In the course of charting this history — a sort of companion timeline to the one offered by Lonn Taylor in his recent assessment of Ballroom’s own Drive-In in the Big Bend Sentinel — Paletta also connects the multifaceted drive-in experience of times past with the vision that informs our project out at Vizcaino Park.

Drive-ins were engaged in a constant battle of invention to attract customers before dusk and most importantly, to keep them eating. According to Segrave, nearly 90% of drive-ins had a playground by 1956. Dances would be held prior to screenings. Other carnivalesque enticements flourished; fireworks, petting zoos, and pony rides with the ultimate aim to extract as much concession revenue as possible from the narrow hours of marketable darkness.

Most programming is family-friendly, but frequently more varied than you’d think. Full Moon Drive-In in San Diego is also a spot to catch Driving Miss Daisy, Rebel Without a Cause, and American Psycho. The Admiral Twin in Tulsa reports banner attendance at its Outsiders and Rumble Fish screenings. Marfa, Texas, is getting in on the act with a suitably out-there Ballroom Marfa sort of drive-in.
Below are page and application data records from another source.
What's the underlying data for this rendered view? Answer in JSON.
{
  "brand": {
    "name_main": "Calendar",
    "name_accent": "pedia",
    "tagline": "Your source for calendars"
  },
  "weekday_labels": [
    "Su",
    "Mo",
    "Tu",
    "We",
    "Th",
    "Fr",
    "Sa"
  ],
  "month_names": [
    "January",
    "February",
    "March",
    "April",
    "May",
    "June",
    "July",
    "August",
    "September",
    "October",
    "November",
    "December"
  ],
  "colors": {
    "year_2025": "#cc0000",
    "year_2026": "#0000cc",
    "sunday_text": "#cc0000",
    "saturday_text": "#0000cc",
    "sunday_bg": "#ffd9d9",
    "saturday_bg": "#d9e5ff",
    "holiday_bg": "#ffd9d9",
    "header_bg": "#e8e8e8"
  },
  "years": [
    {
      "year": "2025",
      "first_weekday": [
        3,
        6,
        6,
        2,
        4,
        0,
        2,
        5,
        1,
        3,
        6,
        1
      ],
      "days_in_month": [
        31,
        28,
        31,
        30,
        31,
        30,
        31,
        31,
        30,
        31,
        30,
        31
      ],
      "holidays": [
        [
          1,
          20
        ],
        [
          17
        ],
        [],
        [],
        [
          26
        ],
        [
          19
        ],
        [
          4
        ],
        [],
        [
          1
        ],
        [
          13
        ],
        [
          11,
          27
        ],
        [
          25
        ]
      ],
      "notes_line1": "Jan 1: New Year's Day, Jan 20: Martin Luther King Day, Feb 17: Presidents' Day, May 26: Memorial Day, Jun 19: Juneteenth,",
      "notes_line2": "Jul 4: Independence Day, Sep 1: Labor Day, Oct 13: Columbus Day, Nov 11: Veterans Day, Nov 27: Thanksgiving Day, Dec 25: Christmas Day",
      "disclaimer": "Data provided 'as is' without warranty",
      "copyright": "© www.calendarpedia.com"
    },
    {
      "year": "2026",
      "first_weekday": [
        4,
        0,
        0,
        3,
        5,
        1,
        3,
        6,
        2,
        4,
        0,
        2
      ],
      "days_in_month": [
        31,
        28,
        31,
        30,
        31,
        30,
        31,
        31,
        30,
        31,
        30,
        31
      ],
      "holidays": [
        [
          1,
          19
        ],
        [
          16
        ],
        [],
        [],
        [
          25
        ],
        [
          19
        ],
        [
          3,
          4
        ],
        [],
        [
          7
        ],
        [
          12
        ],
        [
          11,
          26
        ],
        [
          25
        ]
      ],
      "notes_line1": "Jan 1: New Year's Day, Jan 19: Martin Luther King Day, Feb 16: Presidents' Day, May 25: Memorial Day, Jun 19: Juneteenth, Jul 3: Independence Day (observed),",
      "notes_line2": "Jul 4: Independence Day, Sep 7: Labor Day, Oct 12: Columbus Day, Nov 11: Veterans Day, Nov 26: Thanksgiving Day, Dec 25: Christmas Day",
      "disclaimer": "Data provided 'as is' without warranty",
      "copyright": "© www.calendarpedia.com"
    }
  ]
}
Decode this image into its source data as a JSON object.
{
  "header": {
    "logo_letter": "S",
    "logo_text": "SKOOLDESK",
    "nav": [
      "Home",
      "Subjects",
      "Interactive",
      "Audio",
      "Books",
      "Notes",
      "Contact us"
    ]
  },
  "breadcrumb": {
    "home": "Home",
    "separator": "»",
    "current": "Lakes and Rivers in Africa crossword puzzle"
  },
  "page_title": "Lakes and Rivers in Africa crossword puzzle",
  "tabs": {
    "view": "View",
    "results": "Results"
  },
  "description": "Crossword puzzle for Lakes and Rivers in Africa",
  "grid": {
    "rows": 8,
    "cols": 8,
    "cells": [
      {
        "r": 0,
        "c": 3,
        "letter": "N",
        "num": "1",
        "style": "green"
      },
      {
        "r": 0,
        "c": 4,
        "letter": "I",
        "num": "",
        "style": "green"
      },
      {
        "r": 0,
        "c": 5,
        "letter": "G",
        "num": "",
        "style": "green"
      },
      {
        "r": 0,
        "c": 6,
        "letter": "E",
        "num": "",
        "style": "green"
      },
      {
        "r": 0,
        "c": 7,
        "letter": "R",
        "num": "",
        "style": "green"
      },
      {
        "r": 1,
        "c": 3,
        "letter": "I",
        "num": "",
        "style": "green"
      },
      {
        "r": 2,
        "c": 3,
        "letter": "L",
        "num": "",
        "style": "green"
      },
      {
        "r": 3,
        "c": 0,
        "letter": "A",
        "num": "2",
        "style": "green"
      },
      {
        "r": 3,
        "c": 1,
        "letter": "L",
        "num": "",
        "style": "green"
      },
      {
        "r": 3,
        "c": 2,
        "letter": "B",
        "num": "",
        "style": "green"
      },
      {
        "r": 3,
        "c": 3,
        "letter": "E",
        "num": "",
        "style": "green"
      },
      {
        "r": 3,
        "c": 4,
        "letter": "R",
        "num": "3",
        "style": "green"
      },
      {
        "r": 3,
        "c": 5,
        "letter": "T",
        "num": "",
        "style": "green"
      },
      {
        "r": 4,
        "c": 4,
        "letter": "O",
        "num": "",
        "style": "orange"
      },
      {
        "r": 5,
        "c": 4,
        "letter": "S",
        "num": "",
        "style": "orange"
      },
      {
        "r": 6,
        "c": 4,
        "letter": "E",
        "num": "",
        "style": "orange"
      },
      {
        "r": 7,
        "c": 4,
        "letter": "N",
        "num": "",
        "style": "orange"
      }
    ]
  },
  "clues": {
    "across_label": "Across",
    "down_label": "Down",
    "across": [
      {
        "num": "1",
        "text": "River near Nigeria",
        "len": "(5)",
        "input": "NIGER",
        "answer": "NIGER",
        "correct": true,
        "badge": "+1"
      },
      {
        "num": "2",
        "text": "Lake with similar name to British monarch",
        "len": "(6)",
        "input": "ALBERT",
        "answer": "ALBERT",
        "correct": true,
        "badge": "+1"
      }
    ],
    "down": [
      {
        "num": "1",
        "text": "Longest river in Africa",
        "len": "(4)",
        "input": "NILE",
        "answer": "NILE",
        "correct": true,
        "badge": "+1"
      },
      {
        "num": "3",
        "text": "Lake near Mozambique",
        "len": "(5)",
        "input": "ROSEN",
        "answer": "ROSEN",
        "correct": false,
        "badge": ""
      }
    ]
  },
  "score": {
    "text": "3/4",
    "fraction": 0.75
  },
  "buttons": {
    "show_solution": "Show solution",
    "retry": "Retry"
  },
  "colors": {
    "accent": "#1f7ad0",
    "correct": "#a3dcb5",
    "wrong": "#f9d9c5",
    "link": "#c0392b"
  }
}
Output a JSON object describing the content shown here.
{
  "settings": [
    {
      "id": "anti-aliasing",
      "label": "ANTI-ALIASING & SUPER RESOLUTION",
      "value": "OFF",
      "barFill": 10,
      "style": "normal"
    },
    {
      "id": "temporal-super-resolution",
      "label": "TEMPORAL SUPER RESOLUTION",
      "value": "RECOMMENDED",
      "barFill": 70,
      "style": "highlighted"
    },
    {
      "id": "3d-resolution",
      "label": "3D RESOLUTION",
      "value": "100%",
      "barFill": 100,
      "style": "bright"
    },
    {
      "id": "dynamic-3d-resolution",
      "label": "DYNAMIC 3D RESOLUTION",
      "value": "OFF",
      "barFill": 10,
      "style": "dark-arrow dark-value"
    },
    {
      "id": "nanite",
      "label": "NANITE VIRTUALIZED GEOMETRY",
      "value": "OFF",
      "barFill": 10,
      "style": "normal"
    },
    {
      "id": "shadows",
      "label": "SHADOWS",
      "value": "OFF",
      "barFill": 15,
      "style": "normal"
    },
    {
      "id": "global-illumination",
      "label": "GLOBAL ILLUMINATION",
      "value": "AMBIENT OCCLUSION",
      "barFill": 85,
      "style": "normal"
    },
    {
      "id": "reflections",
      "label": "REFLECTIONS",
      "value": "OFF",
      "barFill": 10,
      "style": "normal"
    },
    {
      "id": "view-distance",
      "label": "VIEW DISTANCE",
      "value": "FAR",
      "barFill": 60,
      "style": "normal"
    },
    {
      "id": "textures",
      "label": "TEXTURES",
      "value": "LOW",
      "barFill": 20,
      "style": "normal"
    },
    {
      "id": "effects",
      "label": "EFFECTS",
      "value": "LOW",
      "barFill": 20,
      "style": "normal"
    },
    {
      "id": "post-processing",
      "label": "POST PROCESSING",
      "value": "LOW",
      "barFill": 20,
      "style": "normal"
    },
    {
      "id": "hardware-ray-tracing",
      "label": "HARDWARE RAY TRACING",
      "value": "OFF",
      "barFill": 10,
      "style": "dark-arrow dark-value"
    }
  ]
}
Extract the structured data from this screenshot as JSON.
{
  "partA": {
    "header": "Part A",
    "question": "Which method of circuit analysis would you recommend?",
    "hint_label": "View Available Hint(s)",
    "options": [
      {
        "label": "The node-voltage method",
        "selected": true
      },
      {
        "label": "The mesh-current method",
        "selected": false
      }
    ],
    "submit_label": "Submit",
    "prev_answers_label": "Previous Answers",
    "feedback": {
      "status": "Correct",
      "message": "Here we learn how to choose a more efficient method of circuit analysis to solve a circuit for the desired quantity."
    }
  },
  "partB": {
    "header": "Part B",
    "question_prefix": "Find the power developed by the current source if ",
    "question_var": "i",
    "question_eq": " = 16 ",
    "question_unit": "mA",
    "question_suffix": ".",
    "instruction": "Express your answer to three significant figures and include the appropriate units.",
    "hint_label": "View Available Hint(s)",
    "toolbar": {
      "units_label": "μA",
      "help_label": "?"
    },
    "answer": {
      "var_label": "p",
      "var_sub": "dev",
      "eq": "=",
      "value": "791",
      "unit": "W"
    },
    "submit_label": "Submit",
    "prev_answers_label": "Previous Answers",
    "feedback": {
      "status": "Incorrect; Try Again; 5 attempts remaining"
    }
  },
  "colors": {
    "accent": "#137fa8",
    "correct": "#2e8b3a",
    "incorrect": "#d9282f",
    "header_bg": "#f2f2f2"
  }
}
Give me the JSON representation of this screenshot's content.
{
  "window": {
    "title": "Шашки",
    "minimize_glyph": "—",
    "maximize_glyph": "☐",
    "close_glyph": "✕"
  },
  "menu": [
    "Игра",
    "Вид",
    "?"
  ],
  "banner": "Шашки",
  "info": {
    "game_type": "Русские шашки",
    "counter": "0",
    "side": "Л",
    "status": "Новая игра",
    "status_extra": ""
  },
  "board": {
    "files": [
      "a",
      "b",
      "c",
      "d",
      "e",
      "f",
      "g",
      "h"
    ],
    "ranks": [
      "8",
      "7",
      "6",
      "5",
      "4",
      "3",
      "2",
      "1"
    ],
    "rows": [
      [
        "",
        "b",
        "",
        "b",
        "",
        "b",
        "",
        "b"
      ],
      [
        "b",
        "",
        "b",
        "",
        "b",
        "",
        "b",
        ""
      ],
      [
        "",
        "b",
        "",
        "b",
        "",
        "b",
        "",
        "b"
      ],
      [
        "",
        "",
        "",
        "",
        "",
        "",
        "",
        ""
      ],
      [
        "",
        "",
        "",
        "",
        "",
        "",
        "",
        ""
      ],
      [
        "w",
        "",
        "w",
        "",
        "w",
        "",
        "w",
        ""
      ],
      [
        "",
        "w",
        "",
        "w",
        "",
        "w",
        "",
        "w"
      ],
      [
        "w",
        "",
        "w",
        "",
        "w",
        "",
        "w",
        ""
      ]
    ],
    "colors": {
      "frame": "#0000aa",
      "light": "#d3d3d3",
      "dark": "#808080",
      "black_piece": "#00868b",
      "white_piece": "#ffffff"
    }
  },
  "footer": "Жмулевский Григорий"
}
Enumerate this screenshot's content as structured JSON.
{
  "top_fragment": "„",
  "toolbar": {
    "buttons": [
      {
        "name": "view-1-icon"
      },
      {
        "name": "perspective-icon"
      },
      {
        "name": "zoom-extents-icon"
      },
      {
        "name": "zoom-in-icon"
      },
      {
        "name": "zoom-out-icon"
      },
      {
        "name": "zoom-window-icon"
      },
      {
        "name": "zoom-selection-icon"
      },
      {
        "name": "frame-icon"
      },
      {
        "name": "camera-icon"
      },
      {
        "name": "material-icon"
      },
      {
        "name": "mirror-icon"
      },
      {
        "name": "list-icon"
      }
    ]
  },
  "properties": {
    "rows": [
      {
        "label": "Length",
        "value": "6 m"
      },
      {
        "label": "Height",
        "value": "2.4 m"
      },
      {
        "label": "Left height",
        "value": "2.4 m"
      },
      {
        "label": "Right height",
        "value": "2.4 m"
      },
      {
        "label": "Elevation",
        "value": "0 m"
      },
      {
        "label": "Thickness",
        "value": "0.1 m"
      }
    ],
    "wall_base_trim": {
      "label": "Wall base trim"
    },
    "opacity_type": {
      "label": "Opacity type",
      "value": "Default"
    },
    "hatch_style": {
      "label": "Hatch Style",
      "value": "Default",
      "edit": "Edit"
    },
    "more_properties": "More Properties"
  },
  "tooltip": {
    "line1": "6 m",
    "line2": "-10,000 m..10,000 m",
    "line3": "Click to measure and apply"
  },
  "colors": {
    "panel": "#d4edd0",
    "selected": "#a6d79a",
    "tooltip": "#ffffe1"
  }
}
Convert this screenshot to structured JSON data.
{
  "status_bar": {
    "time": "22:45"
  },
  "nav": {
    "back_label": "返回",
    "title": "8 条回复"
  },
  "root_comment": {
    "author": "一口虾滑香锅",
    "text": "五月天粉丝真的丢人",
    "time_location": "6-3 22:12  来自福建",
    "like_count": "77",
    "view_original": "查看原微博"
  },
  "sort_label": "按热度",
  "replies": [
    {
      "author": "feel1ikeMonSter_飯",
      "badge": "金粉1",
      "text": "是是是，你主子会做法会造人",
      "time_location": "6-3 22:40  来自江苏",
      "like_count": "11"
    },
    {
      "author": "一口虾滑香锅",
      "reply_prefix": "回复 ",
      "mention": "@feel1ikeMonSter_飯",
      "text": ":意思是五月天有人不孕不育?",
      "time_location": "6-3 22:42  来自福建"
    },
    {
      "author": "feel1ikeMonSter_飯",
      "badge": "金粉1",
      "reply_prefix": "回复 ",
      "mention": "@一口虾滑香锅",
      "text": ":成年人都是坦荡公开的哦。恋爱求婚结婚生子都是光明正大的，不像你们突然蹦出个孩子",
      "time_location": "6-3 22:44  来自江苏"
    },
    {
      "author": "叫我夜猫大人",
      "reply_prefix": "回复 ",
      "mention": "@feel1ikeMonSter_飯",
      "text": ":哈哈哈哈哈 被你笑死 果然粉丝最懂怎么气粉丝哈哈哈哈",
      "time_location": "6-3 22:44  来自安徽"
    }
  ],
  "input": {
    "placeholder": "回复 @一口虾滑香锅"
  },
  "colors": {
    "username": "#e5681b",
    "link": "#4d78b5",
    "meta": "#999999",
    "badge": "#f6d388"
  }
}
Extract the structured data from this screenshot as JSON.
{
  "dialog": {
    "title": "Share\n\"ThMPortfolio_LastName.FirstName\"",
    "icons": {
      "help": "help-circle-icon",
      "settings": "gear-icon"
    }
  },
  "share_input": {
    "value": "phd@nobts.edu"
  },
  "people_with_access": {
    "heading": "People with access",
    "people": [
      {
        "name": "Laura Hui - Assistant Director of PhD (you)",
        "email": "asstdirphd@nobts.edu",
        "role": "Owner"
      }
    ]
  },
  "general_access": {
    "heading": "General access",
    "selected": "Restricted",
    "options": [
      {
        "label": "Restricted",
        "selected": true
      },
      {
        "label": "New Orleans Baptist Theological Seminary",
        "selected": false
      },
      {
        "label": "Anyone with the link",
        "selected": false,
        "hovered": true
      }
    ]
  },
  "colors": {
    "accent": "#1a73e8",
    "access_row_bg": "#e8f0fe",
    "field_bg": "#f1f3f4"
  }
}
Keep reading Paletta’s suitably imaginative essay in The Awl. Find out more about the Ballroom Drive-In by visiting the project space adjacent to the gallery here in Marfa, or visit the Drive-In website. Also stay tuned to David Beebe’s Twitter for updates on his own DIY drive-in, next door to the Boyz2Men taco trailer at Airstreamland.